Yeah, like your take on this Walker Ranch situation.

Quote:
Originally Posted by Josseppie View Post
3. Walker Ranch - This just hit the news so its hard to say what will happen. According to the Colorado Springs Gazette Fort Carson does not want to buy the land if that is the case then they will sale it to developers. 90 square miles is a lot of land and if developed could easily hold 500,000 people. I will keep my eye on the story because from what I hear he has to sale it soon.
Now read what Walker said about it;

"We must do something to encourage farmers and ranchers to continue as the nation's conservationists while being able to survive without subdividing," he said.

I doubt the Walkers had subdividing and putting 500,000 residents on it. You would subdivide and inhabit land that far north of 50 with all that Fort Carson shelling going on up there? Have you lost your marbles?


_________________________________________________

Flashforward to Bob; I live in Pueblo West south of 50 about a couple of miles and the shelling rocks the house like a 3.5 earthquake.

Last edited by McGowdog; 04-19-2010 at 03:19 AM..
Reply With Quote Quick reply to this message
Please register to post and access all features of our very popular forum. It is free and quick. Over $68,000 in prizes has already been given out to active posters on our forum. Additional giveaways are planned.

Detailed information about all U.S. cities, counties, and zip codes on our site: City-data.com.

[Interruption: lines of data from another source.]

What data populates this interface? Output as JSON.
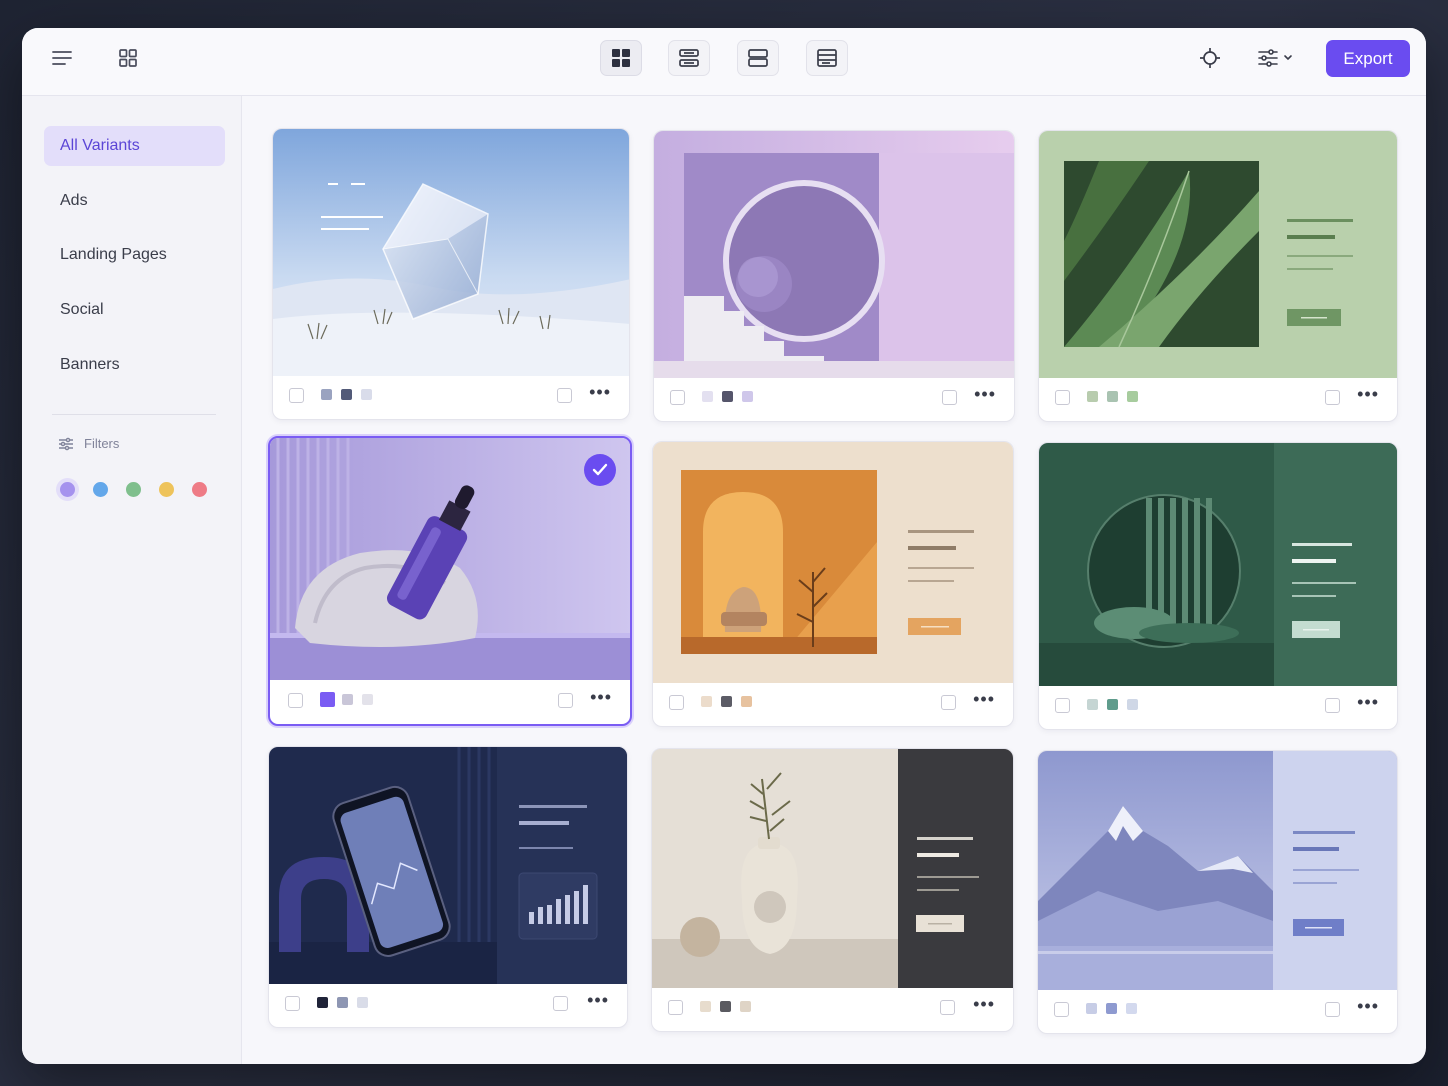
{
  "toolbar": {
    "export_label": "Export"
  },
  "sidebar": {
    "items": [
      {
        "label": "All Variants",
        "active": true
      },
      {
        "label": "Ads",
        "active": false
      },
      {
        "label": "Landing Pages",
        "active": false
      },
      {
        "label": "Social",
        "active": false
      },
      {
        "label": "Banners",
        "active": false
      }
    ],
    "filters_label": "Filters",
    "filter_colors": [
      "#a592ee",
      "#63a7ea",
      "#7fbf8d",
      "#eec35b",
      "#ee7b86"
    ]
  },
  "cards": [
    {
      "name": "glass-cube-desert",
      "swatches": [
        "#9aa3c0",
        "#525a78",
        "#d9dcea"
      ],
      "selected": false
    },
    {
      "name": "purple-arch-sphere",
      "swatches": [
        "#e3e0f0",
        "#55556b",
        "#cfc7ea"
      ],
      "selected": false
    },
    {
      "name": "green-leaf-layout",
      "swatches": [
        "#b8ccae",
        "#a9c3b1",
        "#a7cc9e"
      ],
      "selected": false
    },
    {
      "name": "serum-bottle-rock",
      "swatches": [
        "#7a5cf3",
        "#c9c6d8",
        "#e3e2ea"
      ],
      "selected": true
    },
    {
      "name": "orange-arch-chair",
      "swatches": [
        "#ecdccb",
        "#5c5c66",
        "#e7c29f"
      ],
      "selected": false
    },
    {
      "name": "green-circle-cushion",
      "swatches": [
        "#c5d5d3",
        "#5f9c8c",
        "#cfd7e6"
      ],
      "selected": false
    },
    {
      "name": "phone-analytics",
      "swatches": [
        "#1f2338",
        "#8e96b3",
        "#d9dce8"
      ],
      "selected": false
    },
    {
      "name": "ceramic-vase",
      "swatches": [
        "#e7dccd",
        "#5a5a60",
        "#dfd4c6"
      ],
      "selected": false
    },
    {
      "name": "mountain-lake",
      "swatches": [
        "#c7cde6",
        "#8e9ad0",
        "#d3d9ee"
      ],
      "selected": false
    }
  ]
}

Reply
Please update this thread with any new information or opinions. This open thread is still read by thousands of people, so we encourage all additional points of view.

Quick Reply
Message:


Options
X
Data:
Loading data...
Based on 2000-2016 data
Loading data...

123
Hide US histogram

Over $104,000 in prizes was already given out to active posters on our forum and additional giveaways are planned!

Go Back   City-Data Forum > U.S. Forums > Colorado
Follow City-Data.com founder on our Forum or

All times are GMT -6.

2005-2018, Advameg, Inc.

City-Data.com - Archive 1, 2, 3, 4, 5, 6, 7, 8, 9, 10, 11, 12, 13, 14, 15, 16, 17, 18, 19, 20, 21, 22, 23, 24, 25, 26, 27, 28, 29, 30, 31, 32, 33, 34, 35 - Top